8 Alcohol intake from beer is obtained from import clearance data and excise data on Australian production. Since 2003–04 the excise data used in these calculations has been obtained from the ATO. In previous years excise data was obtained from the Australian Custom Service. As the non-excisable component of alcohol (the first 1.15% of pure alcohol content) was estimated by these Departments, data after 2003–04 may not be directly comparable with previous years.
9 Due to excise tariff reform in July 2006, there have been some changes to the excise beer data provided by the ATO for this edition of the publication (2006–07). As a result, the ABS has calculated the quantity and total alcohol content of beer in this edition using proportions of 2004–05 and 2005–06 excise data.
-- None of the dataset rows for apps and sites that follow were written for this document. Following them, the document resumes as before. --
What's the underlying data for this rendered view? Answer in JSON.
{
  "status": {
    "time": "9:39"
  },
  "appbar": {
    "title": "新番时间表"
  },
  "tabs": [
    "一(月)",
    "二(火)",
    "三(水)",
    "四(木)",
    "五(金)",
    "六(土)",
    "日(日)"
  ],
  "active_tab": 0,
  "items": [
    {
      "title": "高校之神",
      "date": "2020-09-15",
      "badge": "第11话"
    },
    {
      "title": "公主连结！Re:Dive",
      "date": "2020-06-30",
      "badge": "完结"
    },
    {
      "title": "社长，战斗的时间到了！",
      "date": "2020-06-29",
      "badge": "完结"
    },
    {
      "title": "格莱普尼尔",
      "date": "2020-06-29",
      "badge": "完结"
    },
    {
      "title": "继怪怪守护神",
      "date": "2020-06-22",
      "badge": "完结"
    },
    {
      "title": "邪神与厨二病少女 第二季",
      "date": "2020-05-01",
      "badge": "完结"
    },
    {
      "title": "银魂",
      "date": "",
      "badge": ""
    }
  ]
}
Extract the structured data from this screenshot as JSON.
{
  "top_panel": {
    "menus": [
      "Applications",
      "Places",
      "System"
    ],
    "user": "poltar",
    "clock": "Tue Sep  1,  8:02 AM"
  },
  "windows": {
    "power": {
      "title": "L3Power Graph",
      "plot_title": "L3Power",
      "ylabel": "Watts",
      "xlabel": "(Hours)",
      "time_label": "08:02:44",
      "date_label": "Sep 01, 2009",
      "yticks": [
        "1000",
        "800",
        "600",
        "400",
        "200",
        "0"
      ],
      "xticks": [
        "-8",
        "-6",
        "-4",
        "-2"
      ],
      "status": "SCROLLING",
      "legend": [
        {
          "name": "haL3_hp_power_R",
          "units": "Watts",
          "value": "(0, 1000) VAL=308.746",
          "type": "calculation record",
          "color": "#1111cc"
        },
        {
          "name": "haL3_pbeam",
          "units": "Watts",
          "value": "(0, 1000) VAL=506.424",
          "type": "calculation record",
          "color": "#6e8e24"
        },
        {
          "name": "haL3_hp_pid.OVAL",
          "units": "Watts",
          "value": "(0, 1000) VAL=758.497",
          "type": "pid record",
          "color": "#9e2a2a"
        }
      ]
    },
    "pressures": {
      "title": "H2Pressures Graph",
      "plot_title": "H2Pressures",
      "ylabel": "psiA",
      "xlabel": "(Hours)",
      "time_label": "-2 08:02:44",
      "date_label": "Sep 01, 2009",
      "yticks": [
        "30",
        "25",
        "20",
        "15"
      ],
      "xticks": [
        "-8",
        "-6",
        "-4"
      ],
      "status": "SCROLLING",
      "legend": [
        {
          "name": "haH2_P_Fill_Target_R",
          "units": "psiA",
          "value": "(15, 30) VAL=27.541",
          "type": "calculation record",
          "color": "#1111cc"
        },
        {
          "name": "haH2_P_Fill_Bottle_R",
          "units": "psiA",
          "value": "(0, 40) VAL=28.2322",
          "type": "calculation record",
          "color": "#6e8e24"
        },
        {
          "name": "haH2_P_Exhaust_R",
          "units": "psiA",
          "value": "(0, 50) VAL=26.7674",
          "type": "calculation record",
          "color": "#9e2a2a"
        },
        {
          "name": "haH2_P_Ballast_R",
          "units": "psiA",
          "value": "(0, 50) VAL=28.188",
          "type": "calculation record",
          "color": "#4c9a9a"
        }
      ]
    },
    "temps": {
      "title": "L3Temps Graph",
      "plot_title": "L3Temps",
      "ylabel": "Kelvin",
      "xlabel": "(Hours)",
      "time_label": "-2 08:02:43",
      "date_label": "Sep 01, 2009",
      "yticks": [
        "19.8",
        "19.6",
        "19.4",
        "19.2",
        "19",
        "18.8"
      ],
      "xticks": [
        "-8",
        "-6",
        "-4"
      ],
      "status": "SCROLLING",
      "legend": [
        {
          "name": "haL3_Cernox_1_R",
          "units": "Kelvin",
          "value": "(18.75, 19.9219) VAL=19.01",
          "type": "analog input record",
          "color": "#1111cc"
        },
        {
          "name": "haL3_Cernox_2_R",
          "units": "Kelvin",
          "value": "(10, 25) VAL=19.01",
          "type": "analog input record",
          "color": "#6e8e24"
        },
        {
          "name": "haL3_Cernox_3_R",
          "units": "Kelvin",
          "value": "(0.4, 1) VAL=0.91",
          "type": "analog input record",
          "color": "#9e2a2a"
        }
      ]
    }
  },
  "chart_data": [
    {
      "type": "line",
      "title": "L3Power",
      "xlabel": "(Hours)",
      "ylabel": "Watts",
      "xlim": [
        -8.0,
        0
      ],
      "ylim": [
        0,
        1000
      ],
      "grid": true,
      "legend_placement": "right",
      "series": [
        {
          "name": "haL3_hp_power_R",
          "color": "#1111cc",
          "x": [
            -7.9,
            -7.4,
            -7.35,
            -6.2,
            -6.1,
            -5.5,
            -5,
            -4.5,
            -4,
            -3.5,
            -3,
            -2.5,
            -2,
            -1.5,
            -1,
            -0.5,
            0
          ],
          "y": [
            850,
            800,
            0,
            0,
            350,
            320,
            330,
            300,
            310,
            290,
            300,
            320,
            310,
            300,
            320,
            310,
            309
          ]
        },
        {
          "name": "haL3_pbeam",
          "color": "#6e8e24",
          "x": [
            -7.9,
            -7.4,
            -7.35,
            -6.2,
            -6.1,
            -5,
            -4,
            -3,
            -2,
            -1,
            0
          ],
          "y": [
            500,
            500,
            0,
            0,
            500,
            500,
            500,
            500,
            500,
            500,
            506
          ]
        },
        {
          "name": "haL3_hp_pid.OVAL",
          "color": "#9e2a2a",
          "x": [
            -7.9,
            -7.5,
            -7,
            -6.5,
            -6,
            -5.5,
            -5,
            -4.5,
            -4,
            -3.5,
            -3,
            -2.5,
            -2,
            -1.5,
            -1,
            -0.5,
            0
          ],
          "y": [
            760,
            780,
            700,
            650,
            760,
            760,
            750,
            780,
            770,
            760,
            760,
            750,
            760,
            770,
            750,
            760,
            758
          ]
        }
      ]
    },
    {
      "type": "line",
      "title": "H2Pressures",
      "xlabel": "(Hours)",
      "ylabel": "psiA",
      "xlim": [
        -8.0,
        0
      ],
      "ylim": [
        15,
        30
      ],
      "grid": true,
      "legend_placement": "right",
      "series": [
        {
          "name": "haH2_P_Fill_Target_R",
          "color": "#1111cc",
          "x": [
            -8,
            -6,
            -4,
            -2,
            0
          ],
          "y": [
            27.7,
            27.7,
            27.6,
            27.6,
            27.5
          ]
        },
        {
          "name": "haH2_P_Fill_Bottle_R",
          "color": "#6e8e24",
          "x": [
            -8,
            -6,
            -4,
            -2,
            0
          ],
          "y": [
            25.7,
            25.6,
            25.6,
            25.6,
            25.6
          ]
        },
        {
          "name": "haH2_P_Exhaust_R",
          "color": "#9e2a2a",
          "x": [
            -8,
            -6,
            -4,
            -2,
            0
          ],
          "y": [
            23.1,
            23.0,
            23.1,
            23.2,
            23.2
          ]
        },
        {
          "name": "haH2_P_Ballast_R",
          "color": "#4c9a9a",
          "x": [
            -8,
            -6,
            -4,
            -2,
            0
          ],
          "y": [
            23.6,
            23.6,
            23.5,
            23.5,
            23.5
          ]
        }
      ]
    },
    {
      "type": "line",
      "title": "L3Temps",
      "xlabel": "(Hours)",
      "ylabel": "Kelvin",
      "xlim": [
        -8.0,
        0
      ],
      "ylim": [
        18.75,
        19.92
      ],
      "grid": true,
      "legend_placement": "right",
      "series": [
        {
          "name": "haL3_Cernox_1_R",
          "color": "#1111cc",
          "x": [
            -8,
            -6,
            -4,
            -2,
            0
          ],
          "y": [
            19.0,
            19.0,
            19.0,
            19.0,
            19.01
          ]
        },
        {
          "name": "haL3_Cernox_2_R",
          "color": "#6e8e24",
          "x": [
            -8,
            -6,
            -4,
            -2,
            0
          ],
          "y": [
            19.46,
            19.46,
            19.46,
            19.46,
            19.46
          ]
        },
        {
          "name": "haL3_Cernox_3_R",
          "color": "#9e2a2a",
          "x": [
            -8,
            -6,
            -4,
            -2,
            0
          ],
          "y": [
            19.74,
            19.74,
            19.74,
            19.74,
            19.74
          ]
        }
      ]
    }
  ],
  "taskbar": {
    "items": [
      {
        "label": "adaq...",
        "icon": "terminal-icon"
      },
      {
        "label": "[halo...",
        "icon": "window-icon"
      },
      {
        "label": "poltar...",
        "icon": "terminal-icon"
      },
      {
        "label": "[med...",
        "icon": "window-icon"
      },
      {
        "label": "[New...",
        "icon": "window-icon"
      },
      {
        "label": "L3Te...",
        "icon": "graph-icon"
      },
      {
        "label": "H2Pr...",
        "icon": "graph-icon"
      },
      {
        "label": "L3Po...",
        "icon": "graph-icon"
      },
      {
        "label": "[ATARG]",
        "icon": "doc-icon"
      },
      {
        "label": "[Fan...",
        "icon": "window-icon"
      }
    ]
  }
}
As a result, the total quantity of alcohol available for consumption and apparent consumption per person for beer may not be directly comparable with data prior to 2004–05.
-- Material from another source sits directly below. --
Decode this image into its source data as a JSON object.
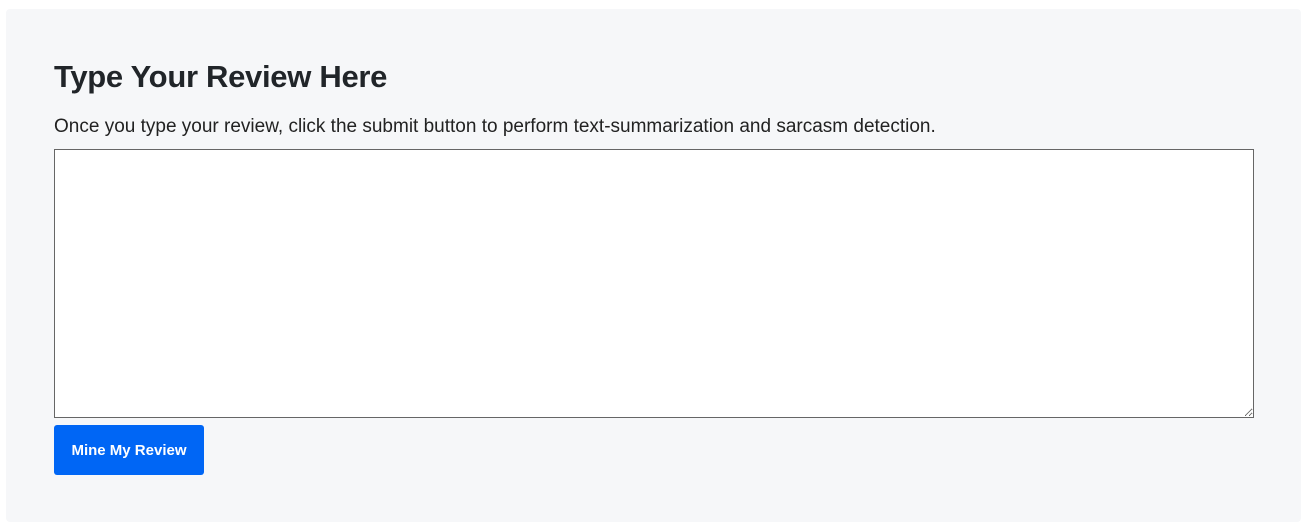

10 Alcohol intake from spirits is obtained from import clearance data and excise data on Australian production with an adjustment to account for the excise paid on imported spirits which are commercially mixed with locally manufactured soft drinks after importation. Since 2003–04 the excise data used in these calculations have been obtained from the Australian Taxation Office. In previous years excise data was obtained from the Australian Customs Service.
11 Excise tariff reform in July 2006 also affected the level of detail of spirit data. Ready to drink (RTD) data are now published separately. To facilitate comparisons over time, RTD data used in this edition, from 2004–05 and 2005–06, have been revised. The total for spirits excludes RTDs.
12 Due to the relatively small quantities involved, no adjustments have been made for alcohol which is imported into Australia, cleared through the bonded warehouse and then subsequently re-exported.
13 Apparent per person consumption data included in this publication are calculated by dividing the quantity available for consumption by the Estimated Resident Population of persons aged 15 years and over in Australia at 31 December each year.
14 Population data are derived from those published in Australian Demographic Statistics (cat. no. 3101.0). Figures are revised as more recent data become available.
15 The following table includes the estimated resident population of persons 15 years and over and the total population figure at 31 December. The number of people 15 years and over is used to calculate the apparent per person consumption in this issue:
|Individual years at 31 December|
Persons aged 15 years and over
|16 Revised figures for apparent per person consumption (15 years and over) may also be due to revision in import clearance data in the amount of alcohol available for consumption. Revisions to quantities of beer and wine have been made after adjustments to import clearance codes used in the analysis of apparent consumption data.|
17 Import clearance codes used to calculate the Ready To Drinks (RTD) available for consumption quantity are: 2208.90.2036 (distilled alcoholic beverages, n.e.s., having an alcoholic strength by volume exceeding 1.15% but not exceeding 10% volume) and 2208.90.2037 (spirituous beverages, n.e.s., having an alcoholic strength by volume exceeding 1.15% but not exceeding 10% volume).
This page last updated 5 May 2009